I am having my students read Maus by Art Spiegelman and several of them have problems reading a graphic novel. I'm trying to find some teaching resources on this, but essentially I'm supposed to caution them to go slowly and take in the visuals before reading the speech bubbles. I mistakenly thought this would attract my visual learners, but I think it also gives them too much to take in, too.

I'm still freelancing, probably more than I need. Still debating taking another assignment for $1,200 because it means two more weeks I won't be writing my novel. I shouldn't have to choose, right? But that's what happens when you work a day job and freelance. Those who are able to write a book in these conditions are far more awesome at time management than am!

Friday, December 28, 2012

Right before the end of the year!

Hi, all. I'm not sure I like this new blogger interface, but hey, I will survive.

Speaking of surviving, I have to deal with unemployment because the teaching isn't doing as well as I would like. I keep telling myself that it's the world telling me that I need to finish my YA novel. I really do. I kind of view it as my federal arts grant -- I think more people should.

I am on a lot of drugs right now in order to have a baby, so in many ways it may be fortuitous that I don't have a regular job. On that note, freelance work is heating up and I'm always surprised at that. I always figured the freelancing would dry up and the teaching would continue. Perhaps it's a sign?

My SO says "signs" are basically rank superstition, but I find primarily logical people/engineers/computer programmers to be tedious. They lack imagination and are mired in solipsism. I prefer to be around people who don't think they know everything. (This is not really the SO, but he has shades of this.) So, I'm still looking for signs of what I should be doing. So far, it's looking like I'm writing about business and technology.

Saturday, June 09, 2012

Ray Bradbury: "Writing is almost as fun as sex!"

Ray Bradbury died at 91 this week and I spotted this piece in Bloomberg Businessweek about him by Alec McCabe. McCabe's father knew Bradbury and the author wrote Alec some words of encouragement on a science fiction story.
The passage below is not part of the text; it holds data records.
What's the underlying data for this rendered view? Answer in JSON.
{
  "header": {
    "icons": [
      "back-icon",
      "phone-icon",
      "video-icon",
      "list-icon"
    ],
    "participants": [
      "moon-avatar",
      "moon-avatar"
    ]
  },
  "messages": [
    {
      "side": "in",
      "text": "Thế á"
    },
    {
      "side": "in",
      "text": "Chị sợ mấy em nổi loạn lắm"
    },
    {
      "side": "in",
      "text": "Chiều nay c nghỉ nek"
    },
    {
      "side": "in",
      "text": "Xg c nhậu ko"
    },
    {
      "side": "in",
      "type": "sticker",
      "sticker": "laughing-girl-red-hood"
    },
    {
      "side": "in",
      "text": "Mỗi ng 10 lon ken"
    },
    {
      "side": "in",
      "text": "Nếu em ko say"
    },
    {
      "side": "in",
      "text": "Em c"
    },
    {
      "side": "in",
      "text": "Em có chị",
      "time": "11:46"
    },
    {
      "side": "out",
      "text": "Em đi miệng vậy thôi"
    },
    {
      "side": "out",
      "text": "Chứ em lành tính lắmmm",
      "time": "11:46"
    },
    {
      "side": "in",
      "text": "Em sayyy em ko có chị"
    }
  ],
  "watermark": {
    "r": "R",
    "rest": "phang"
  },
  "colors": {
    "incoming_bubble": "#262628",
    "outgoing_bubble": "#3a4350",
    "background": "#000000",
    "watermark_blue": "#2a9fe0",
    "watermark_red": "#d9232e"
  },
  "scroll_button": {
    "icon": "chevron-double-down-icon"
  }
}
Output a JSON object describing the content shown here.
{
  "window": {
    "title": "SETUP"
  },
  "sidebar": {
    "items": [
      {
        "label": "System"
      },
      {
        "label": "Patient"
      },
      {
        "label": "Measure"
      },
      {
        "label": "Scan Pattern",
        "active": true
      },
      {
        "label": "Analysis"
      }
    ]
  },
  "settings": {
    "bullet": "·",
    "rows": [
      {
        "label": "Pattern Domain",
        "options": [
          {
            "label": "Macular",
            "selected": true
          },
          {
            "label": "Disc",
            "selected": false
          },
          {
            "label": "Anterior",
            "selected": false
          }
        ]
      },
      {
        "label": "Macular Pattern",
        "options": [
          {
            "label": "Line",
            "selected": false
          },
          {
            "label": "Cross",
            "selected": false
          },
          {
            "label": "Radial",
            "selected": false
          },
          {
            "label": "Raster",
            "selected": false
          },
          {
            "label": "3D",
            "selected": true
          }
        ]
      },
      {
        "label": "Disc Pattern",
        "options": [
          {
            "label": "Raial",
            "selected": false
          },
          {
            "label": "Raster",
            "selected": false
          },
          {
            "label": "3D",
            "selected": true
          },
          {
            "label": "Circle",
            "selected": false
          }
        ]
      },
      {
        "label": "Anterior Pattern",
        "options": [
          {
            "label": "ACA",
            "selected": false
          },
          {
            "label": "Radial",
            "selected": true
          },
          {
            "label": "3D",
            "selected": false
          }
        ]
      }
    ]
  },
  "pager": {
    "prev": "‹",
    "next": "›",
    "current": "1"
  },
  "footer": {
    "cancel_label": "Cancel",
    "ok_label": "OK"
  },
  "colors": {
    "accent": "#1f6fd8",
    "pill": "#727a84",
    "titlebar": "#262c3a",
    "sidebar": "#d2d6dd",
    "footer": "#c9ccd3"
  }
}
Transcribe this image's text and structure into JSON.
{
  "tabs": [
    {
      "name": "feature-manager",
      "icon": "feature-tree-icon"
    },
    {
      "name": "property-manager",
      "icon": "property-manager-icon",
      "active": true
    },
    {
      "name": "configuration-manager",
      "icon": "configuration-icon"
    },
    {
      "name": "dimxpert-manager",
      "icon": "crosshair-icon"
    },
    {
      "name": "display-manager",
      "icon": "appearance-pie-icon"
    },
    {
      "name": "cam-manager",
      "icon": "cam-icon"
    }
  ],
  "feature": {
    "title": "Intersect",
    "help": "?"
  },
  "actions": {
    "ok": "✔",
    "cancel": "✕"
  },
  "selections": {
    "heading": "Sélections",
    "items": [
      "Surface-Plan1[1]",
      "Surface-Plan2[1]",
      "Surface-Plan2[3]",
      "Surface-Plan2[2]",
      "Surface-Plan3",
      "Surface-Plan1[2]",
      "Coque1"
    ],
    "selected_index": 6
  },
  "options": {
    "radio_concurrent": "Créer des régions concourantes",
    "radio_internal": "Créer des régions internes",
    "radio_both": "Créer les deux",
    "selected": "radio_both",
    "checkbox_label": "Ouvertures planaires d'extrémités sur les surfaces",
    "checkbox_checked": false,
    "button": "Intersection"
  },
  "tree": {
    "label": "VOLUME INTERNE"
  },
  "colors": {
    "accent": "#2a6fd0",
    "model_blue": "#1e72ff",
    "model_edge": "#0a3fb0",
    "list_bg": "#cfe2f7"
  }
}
Ray Bradbury . . . had some advice for an aspiring writer during the summer of 1989: “FINISH YOUR NOVEL, START ANOTHER TOMORROW!” he wrote in a paperback copy of “Fahrenheit 451.” “REMEMBER, WRITING IS ALMOST AS MUCH FUN AS SEX!”